--- Source material Enclosed Below ---

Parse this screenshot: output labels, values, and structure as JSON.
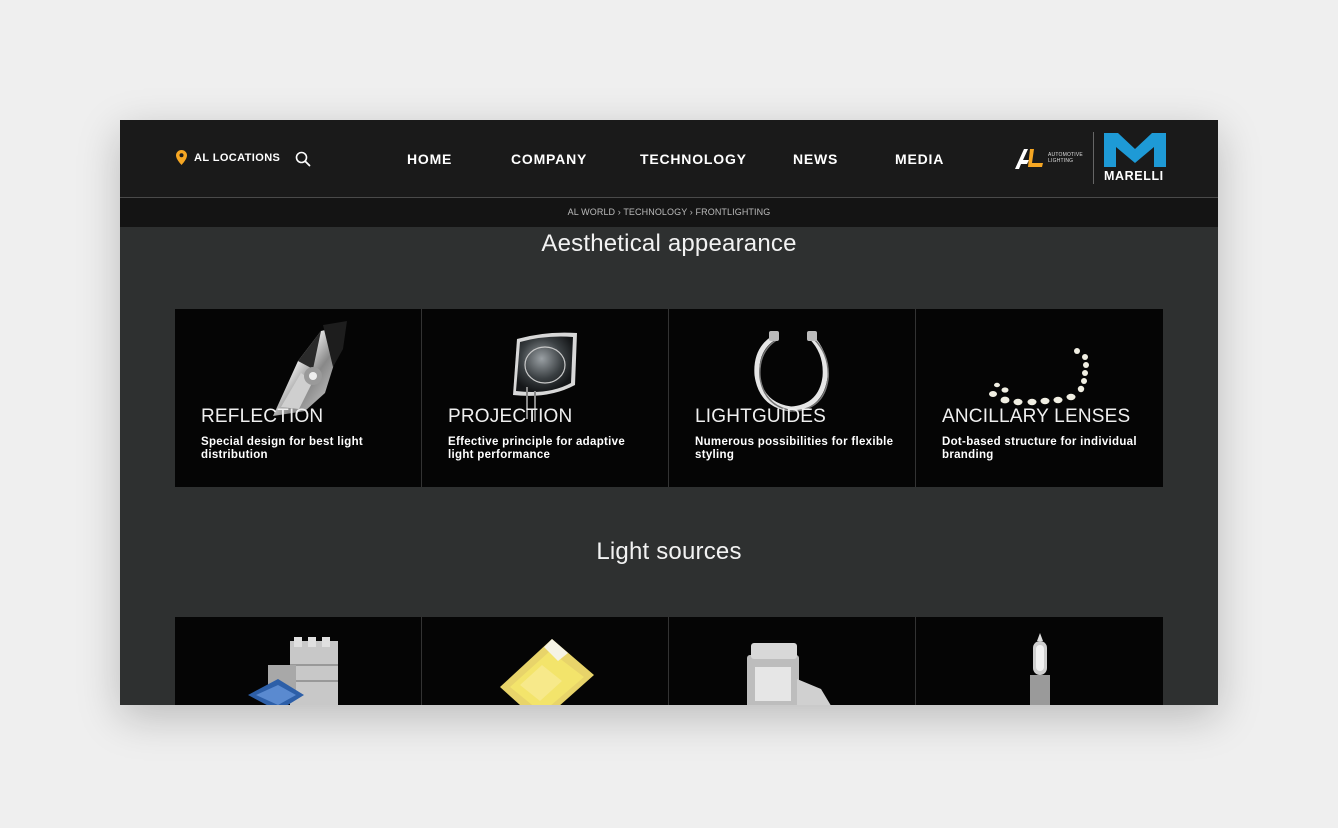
{
  "header": {
    "locations_label": "AL LOCATIONS",
    "nav": [
      "HOME",
      "COMPANY",
      "TECHNOLOGY",
      "NEWS",
      "MEDIA"
    ],
    "al_logo_subtext": [
      "AUTOMOTIVE",
      "LIGHTING"
    ],
    "brand_name": "MARELLI"
  },
  "breadcrumb": [
    "AL WORLD",
    "TECHNOLOGY",
    "FRONTLIGHTING"
  ],
  "breadcrumb_separator": "›",
  "sections": [
    {
      "title": "Aesthetical appearance",
      "cards": [
        {
          "title": "REFLECTION",
          "description": "Special design for best light distribution",
          "image": "headlamp-reflector"
        },
        {
          "title": "PROJECTION",
          "description": "Effective principle for adaptive light performance",
          "image": "projector-lens"
        },
        {
          "title": "LIGHTGUIDES",
          "description": "Numerous possibilities for flexible styling",
          "image": "light-guide-ring"
        },
        {
          "title": "ANCILLARY LENSES",
          "description": "Dot-based structure for individual branding",
          "image": "led-dot-array"
        }
      ]
    },
    {
      "title": "Light sources",
      "cards": [
        {
          "image": "laser-module"
        },
        {
          "image": "led-chip"
        },
        {
          "image": "xenon-bulb"
        },
        {
          "image": "halogen-bulb"
        }
      ]
    }
  ],
  "colors": {
    "background": "#efefef",
    "header": "#1a1a1a",
    "page": "#2e3030",
    "card": "#050505",
    "accent_orange": "#f5a623",
    "marelli_blue": "#1e9ad6"
  }
}
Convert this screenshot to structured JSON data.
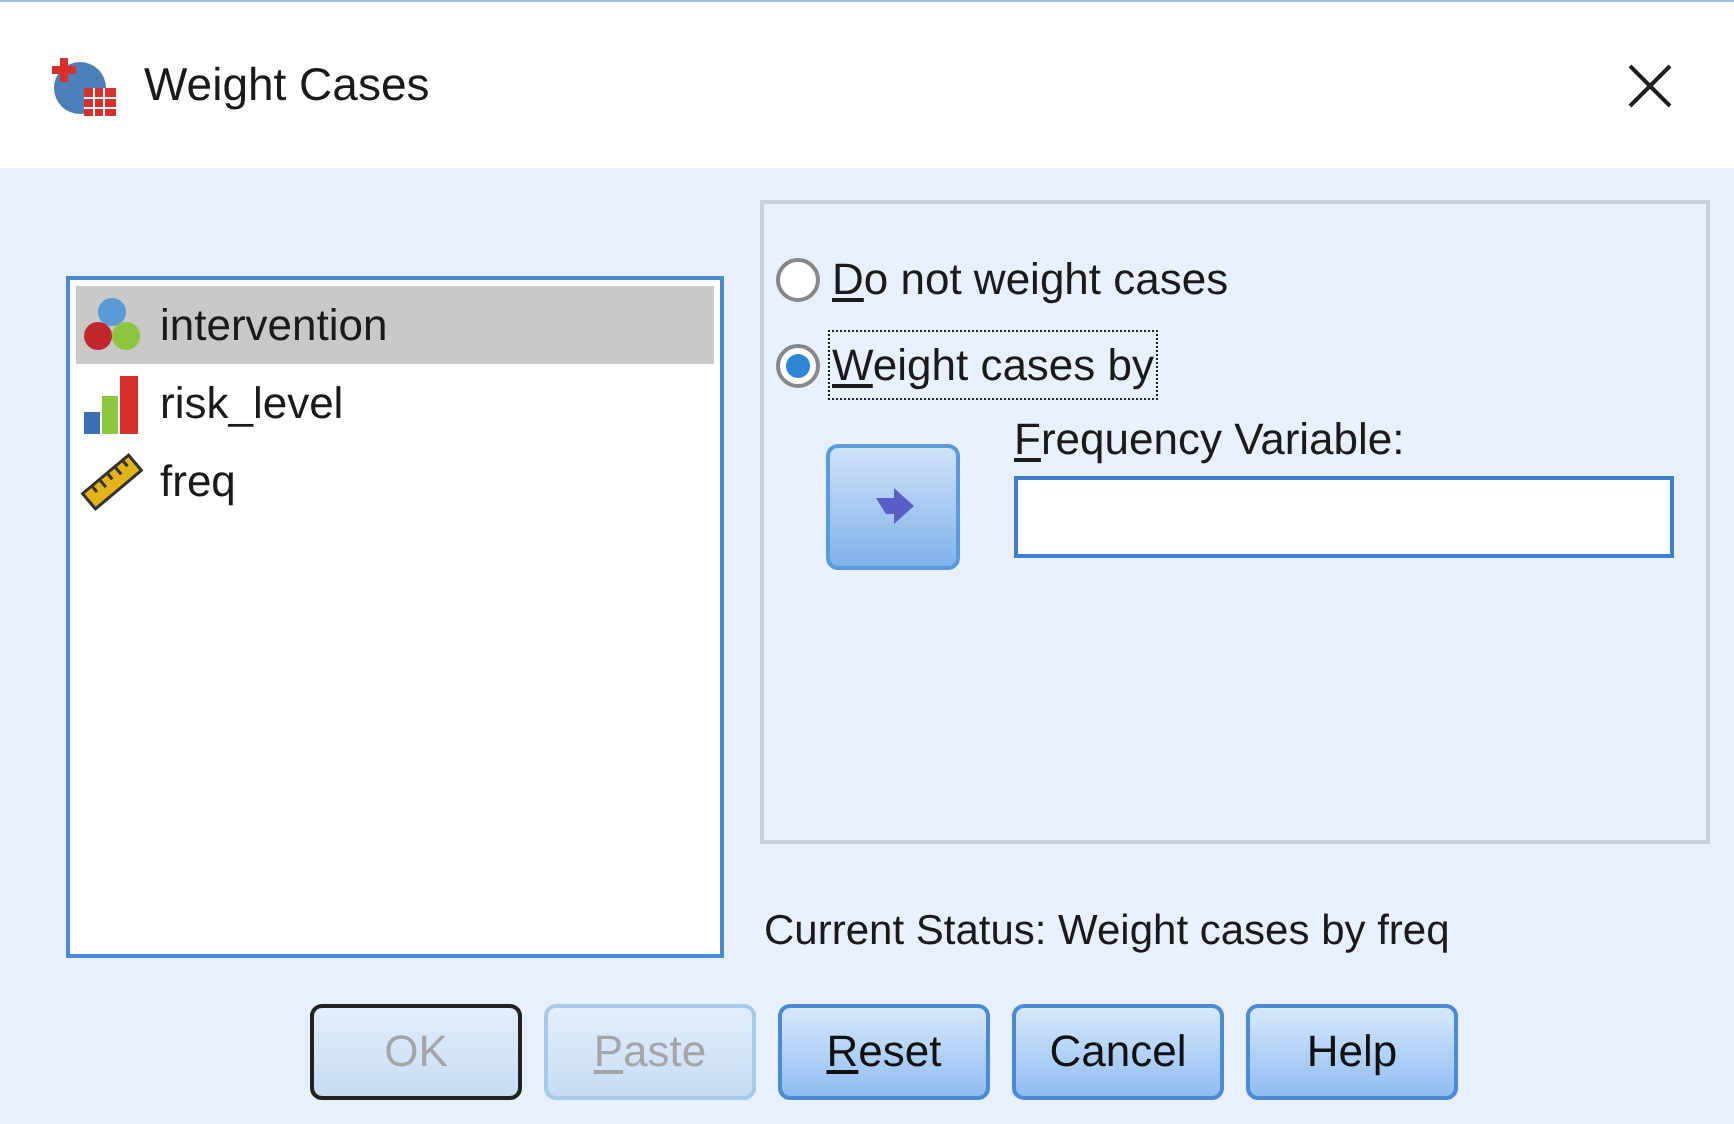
{
  "window": {
    "title": "Weight Cases"
  },
  "variables": [
    {
      "name": "intervention",
      "kind": "nominal",
      "selected": true
    },
    {
      "name": "risk_level",
      "kind": "ordinal",
      "selected": false
    },
    {
      "name": "freq",
      "kind": "scale",
      "selected": false
    }
  ],
  "options": [
    {
      "label": "Do not weight cases",
      "selected": false,
      "mnemonic": true,
      "focused": false
    },
    {
      "label": "Weight cases by",
      "selected": true,
      "mnemonic": true,
      "focused": true
    }
  ],
  "frequency_variable": {
    "label": "Frequency Variable:",
    "mnemonic": true
  },
  "current_status": "Current Status: Weight cases by freq",
  "buttons": [
    {
      "label": "OK",
      "disabled": true,
      "default": true,
      "mnemonic": false
    },
    {
      "label": "Paste",
      "disabled": true,
      "default": false,
      "mnemonic": true
    },
    {
      "label": "Reset",
      "disabled": false,
      "default": false,
      "mnemonic": true
    },
    {
      "label": "Cancel",
      "disabled": false,
      "default": false,
      "mnemonic": false
    },
    {
      "label": "Help",
      "disabled": false,
      "default": false,
      "mnemonic": false
    }
  ]
}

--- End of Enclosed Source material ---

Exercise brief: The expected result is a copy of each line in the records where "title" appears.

Exercise solution:
      "title": "Aesthetical appearance",
          "title": "REFLECTION",
          "title": "PROJECTION",
          "title": "LIGHTGUIDES",
          "title": "ANCILLARY LENSES",
      "title": "Light sources",
    "title": "Weight Cases"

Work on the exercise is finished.